> _Exercise aim_: All lines below between the line with "Transcribe this image's" and the line with "Extract the structured", including both, must be copied exactly, and the pictures must be omitted.

> _Task material_:
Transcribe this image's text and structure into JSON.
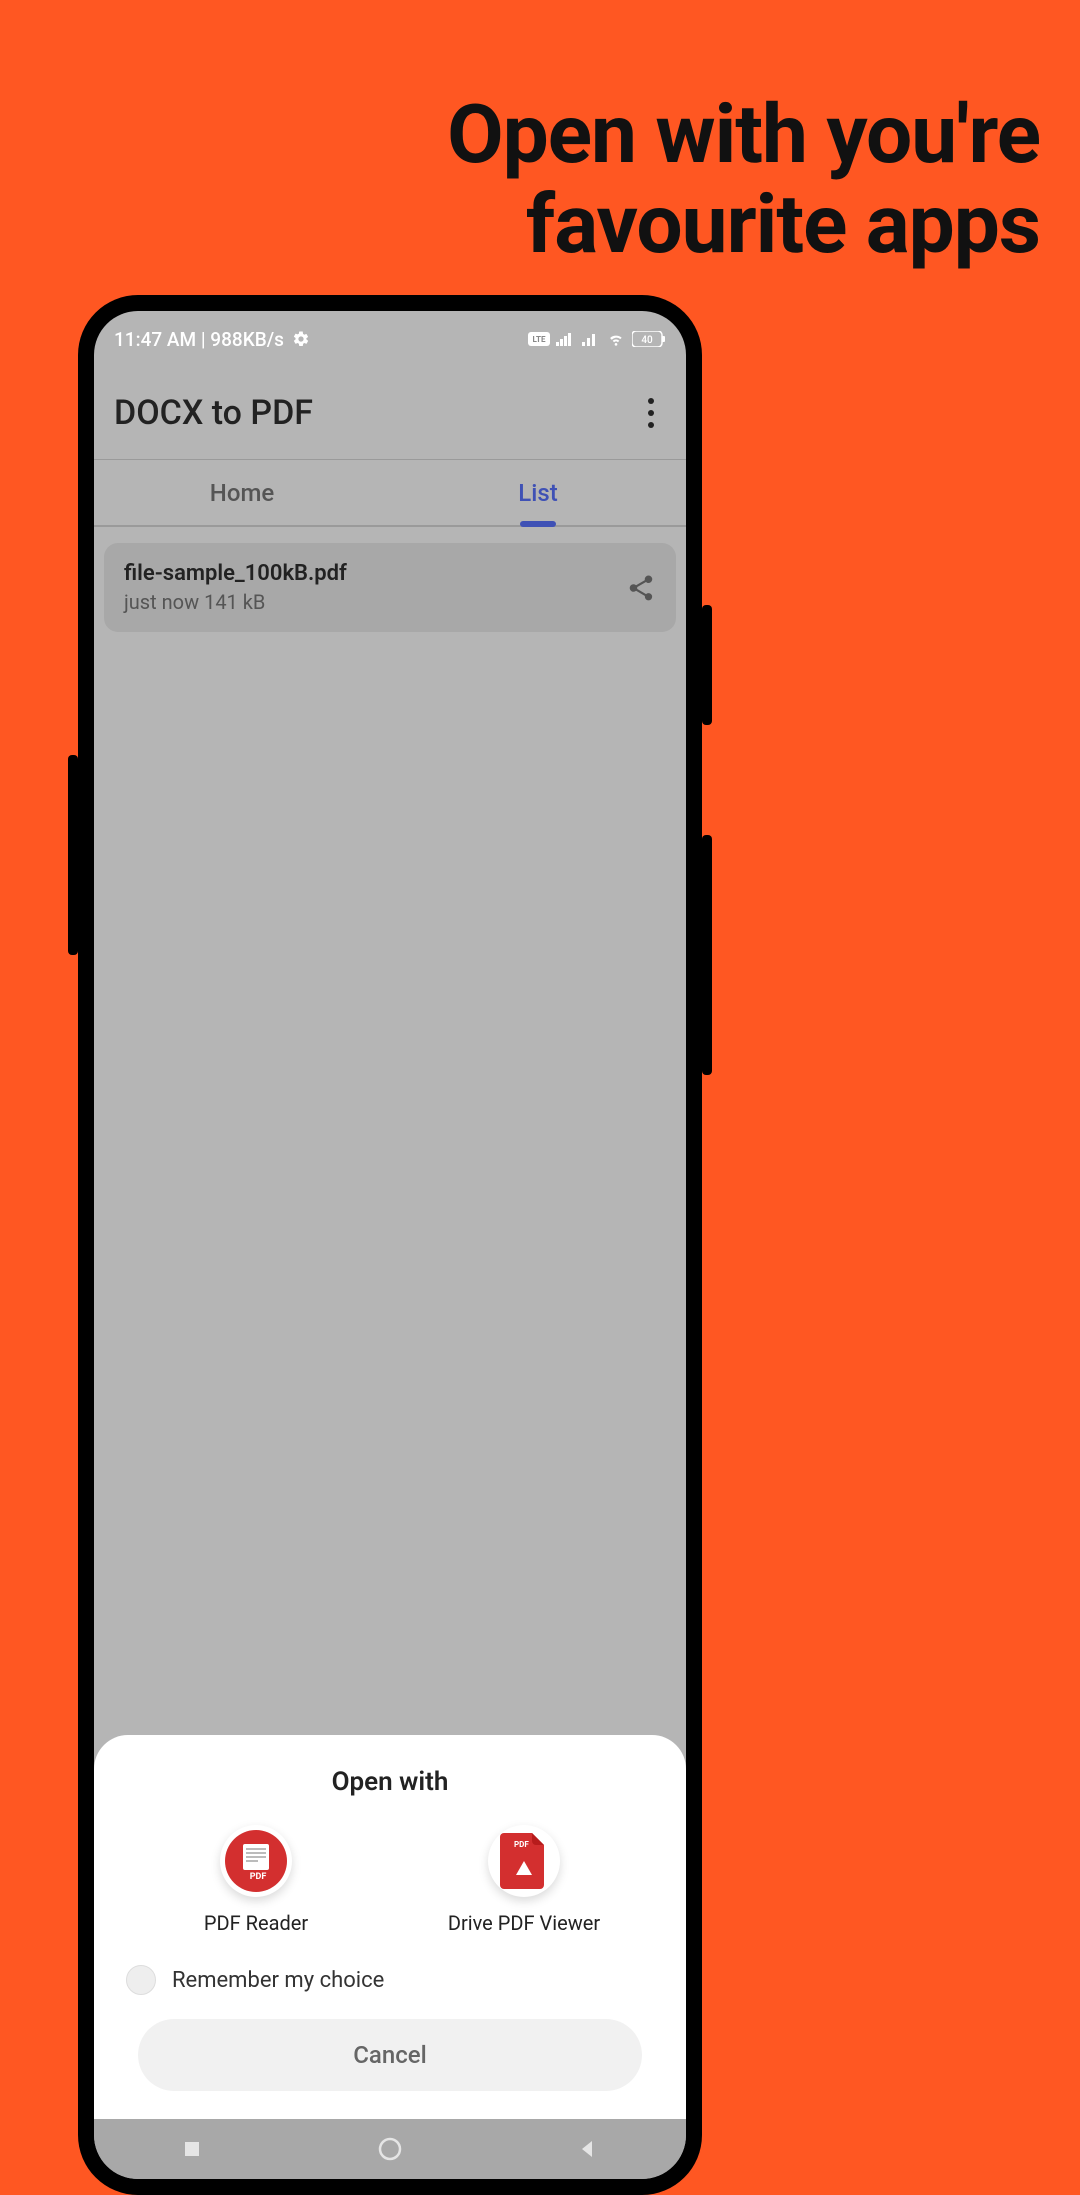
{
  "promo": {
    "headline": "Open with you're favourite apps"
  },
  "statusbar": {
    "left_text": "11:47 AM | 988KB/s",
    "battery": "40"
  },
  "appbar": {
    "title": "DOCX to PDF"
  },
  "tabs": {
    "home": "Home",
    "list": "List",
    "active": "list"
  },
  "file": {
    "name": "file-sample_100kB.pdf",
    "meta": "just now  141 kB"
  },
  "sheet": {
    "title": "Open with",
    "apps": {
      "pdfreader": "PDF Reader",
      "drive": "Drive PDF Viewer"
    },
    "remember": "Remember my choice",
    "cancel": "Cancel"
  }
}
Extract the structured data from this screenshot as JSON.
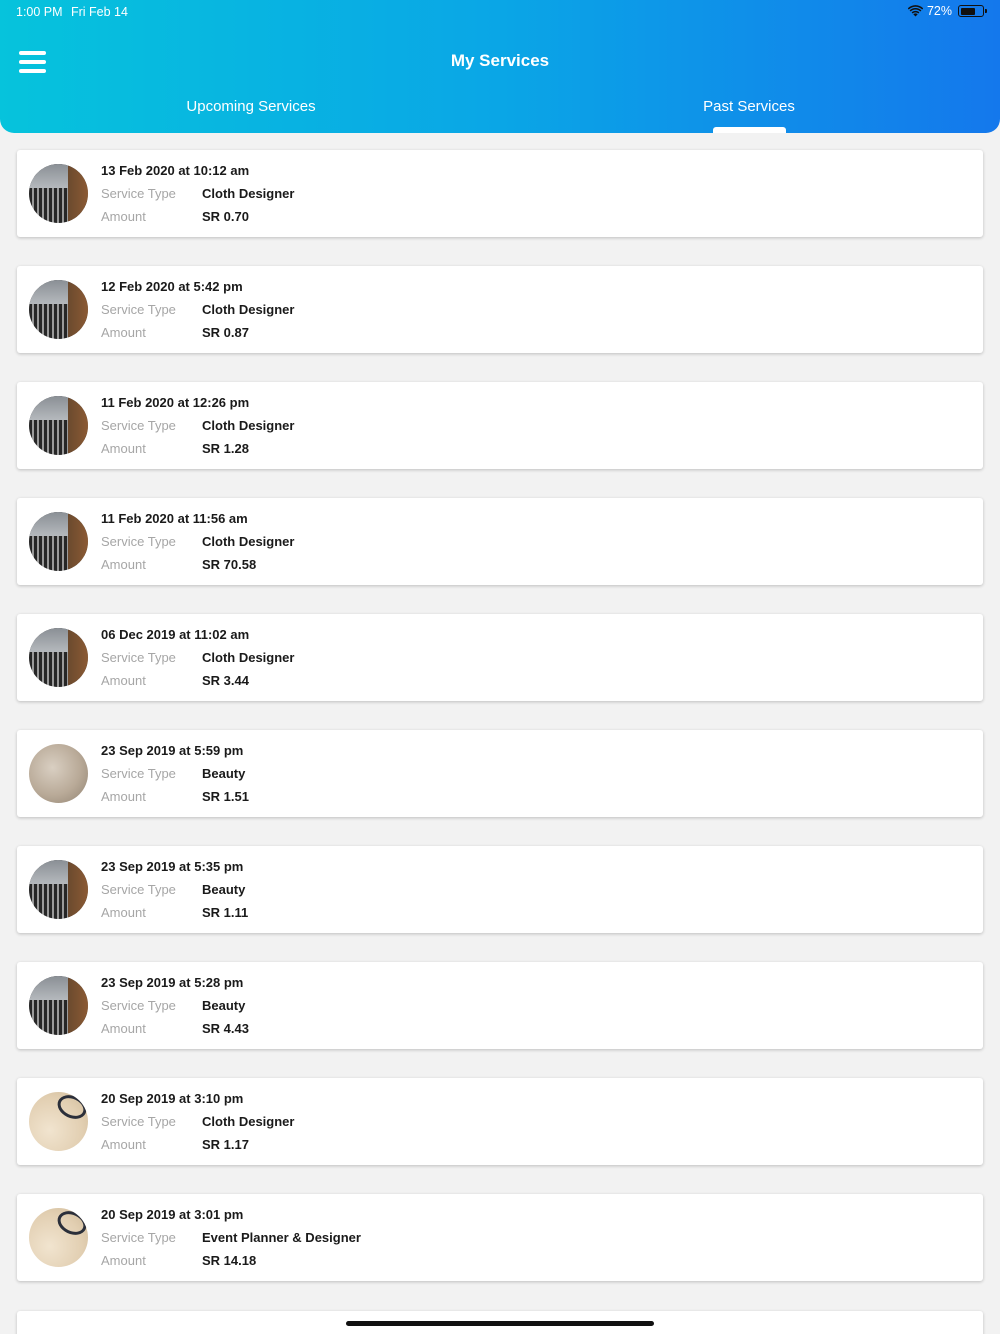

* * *

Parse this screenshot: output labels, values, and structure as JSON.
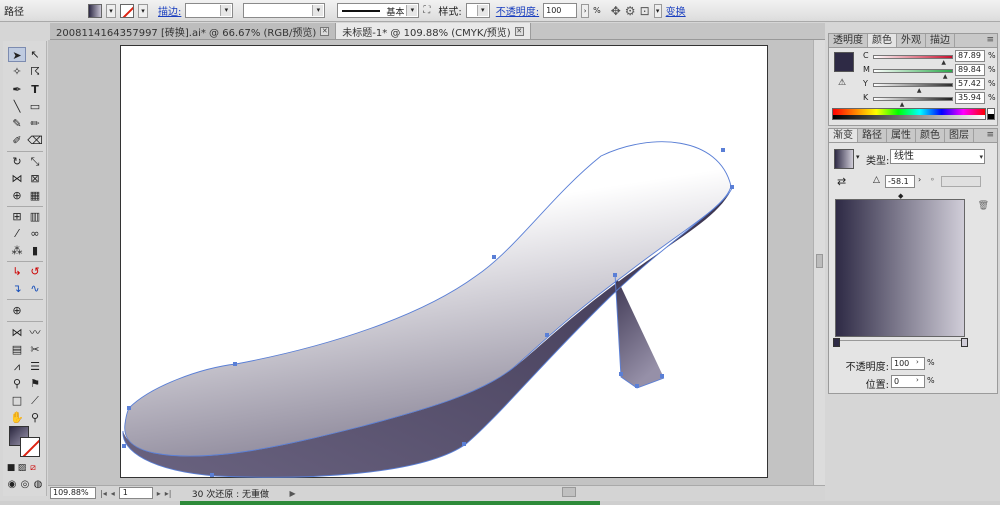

> _Result for this task_:
Transcribe this image's text and structure into JSON.
{
  "promo": {
    "headline": "Open with you're favourite apps"
  },
  "statusbar": {
    "left_text": "11:47 AM | 988KB/s",
    "battery": "40"
  },
  "appbar": {
    "title": "DOCX to PDF"
  },
  "tabs": {
    "home": "Home",
    "list": "List",
    "active": "list"
  },
  "file": {
    "name": "file-sample_100kB.pdf",
    "meta": "just now  141 kB"
  },
  "sheet": {
    "title": "Open with",
    "apps": {
      "pdfreader": "PDF Reader",
      "drive": "Drive PDF Viewer"
    },
    "remember": "Remember my choice",
    "cancel": "Cancel"
  }
}
Extract the structured data from this screenshot as JSON.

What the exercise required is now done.